Exercise details => Set down all of the data that follows word for word, without the images.

Saved data entries:
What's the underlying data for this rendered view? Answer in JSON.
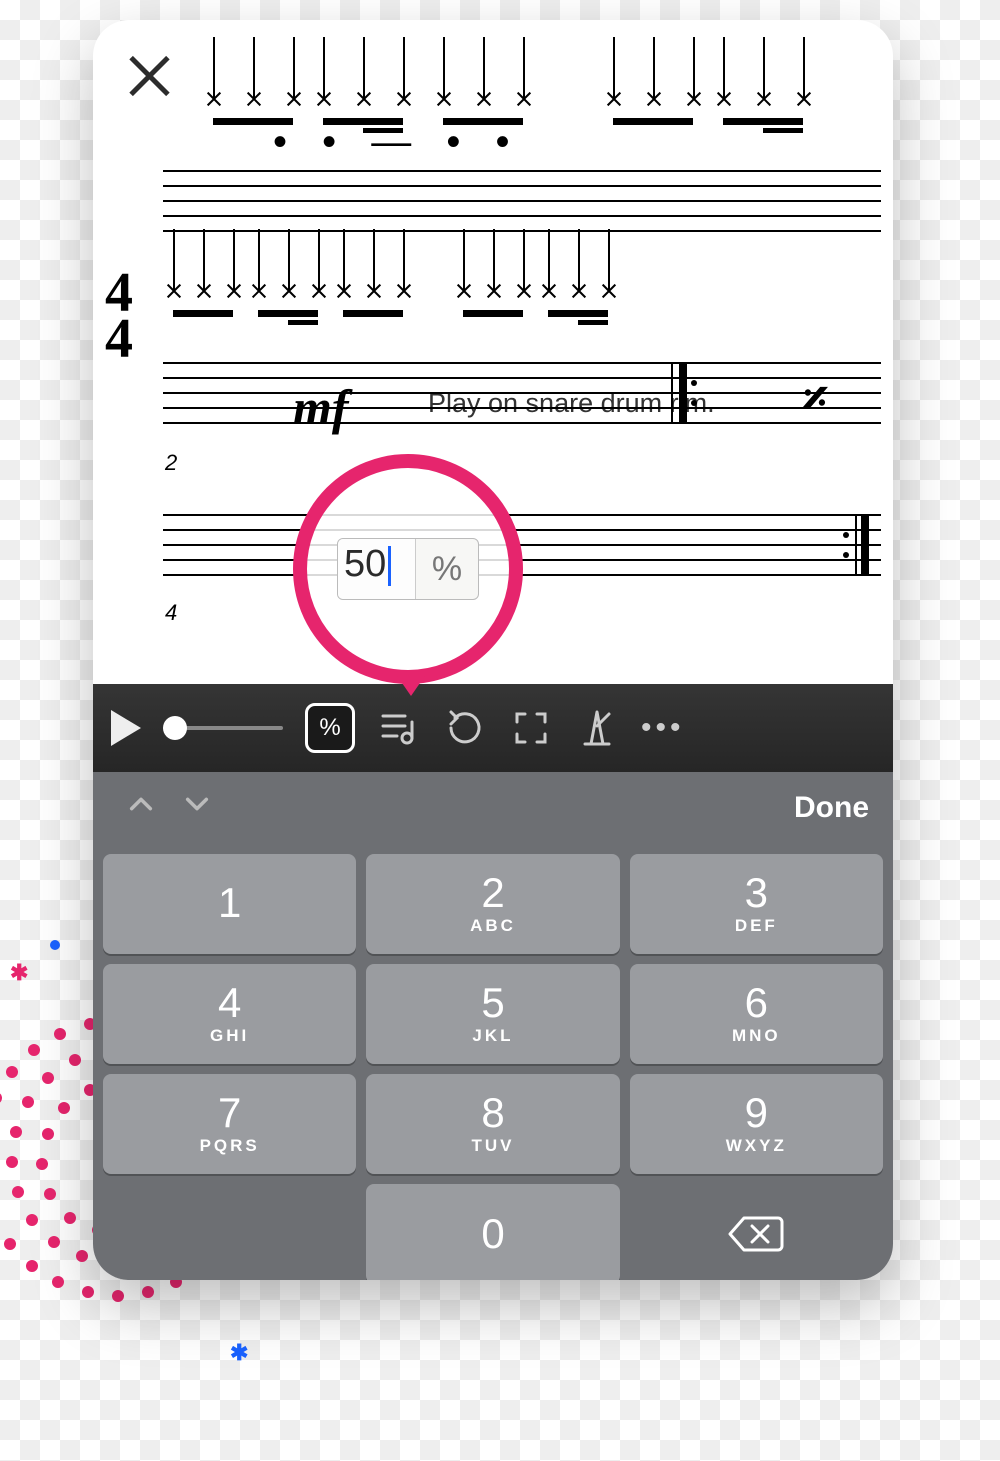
{
  "score": {
    "dynamic": "mf",
    "performance_text": "Play on snare drum rim.",
    "time_signature_top": "4",
    "time_signature_bottom": "4",
    "measure_numbers": [
      "2",
      "4"
    ]
  },
  "tempo_popover": {
    "value": "50",
    "unit": "%"
  },
  "toolbar": {
    "percent_label": "%"
  },
  "keyboard_accessory": {
    "done_label": "Done"
  },
  "numpad": [
    {
      "num": "1",
      "letters": ""
    },
    {
      "num": "2",
      "letters": "ABC"
    },
    {
      "num": "3",
      "letters": "DEF"
    },
    {
      "num": "4",
      "letters": "GHI"
    },
    {
      "num": "5",
      "letters": "JKL"
    },
    {
      "num": "6",
      "letters": "MNO"
    },
    {
      "num": "7",
      "letters": "PQRS"
    },
    {
      "num": "8",
      "letters": "TUV"
    },
    {
      "num": "9",
      "letters": "WXYZ"
    },
    {
      "num": "",
      "letters": ""
    },
    {
      "num": "0",
      "letters": ""
    },
    {
      "num": "",
      "letters": ""
    }
  ]
}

Solution to this task =>
What's the underlying data for this rendered view? Answer in JSON.
{
  "score": {
    "dynamic": "mf",
    "performance_text": "Play on snare drum rim.",
    "time_signature_top": "4",
    "time_signature_bottom": "4",
    "measure_numbers": [
      "2",
      "4"
    ]
  },
  "tempo_popover": {
    "value": "50",
    "unit": "%"
  },
  "toolbar": {
    "percent_label": "%"
  },
  "keyboard_accessory": {
    "done_label": "Done"
  },
  "numpad": [
    {
      "num": "1",
      "letters": ""
    },
    {
      "num": "2",
      "letters": "ABC"
    },
    {
      "num": "3",
      "letters": "DEF"
    },
    {
      "num": "4",
      "letters": "GHI"
    },
    {
      "num": "5",
      "letters": "JKL"
    },
    {
      "num": "6",
      "letters": "MNO"
    },
    {
      "num": "7",
      "letters": "PQRS"
    },
    {
      "num": "8",
      "letters": "TUV"
    },
    {
      "num": "9",
      "letters": "WXYZ"
    },
    {
      "num": "",
      "letters": ""
    },
    {
      "num": "0",
      "letters": ""
    },
    {
      "num": "",
      "letters": ""
    }
  ]
}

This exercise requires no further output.